Language as such has nothing to do with the CW speed measurement STANDARDs. In amateur radio we are oblicated to use plain text (encryption is not allowed), so the standard word PARIS is used to check CW speed and CODEX word does not apply. OK, the PARIS word may (or may not) have been originally based on English language, but you do not need to concern yourself about that. If you have a WPM count, multiply it with 5 to get CPM and if you have CPM count, divide it with 5 to get WPM.

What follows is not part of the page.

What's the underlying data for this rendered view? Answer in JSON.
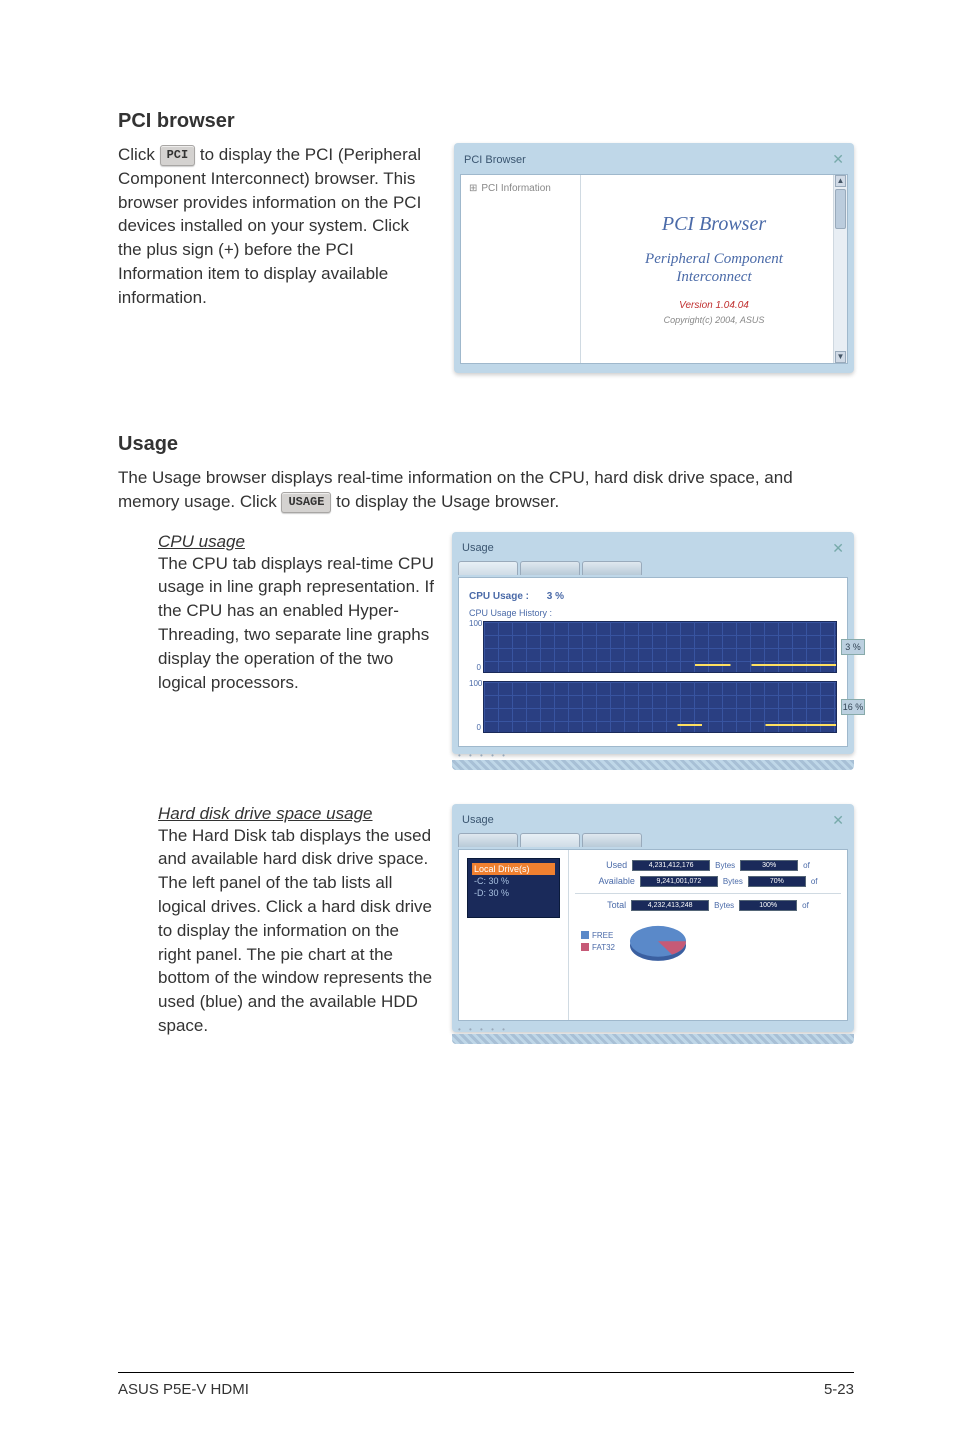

In real life many (if not most) plain text langugaes do not produce the correct CW speed, if calculated (or measured) from a length of text. That doesn't have any significance, however. The PARIS (and CODEX) words are the STANDARD, to which all CW speed measurement is based, so do not try to use anything else for CW speed testing, or you will get wrong results.
By the way, what we now call (International) Morse code, was NOT created by Samuel Morse. His wire telegraph code had significant differences to the CW code we use today. The international telegraph code, to which our over-the-air CW is based today, was agreed upon at a conference in Berlin in 1851.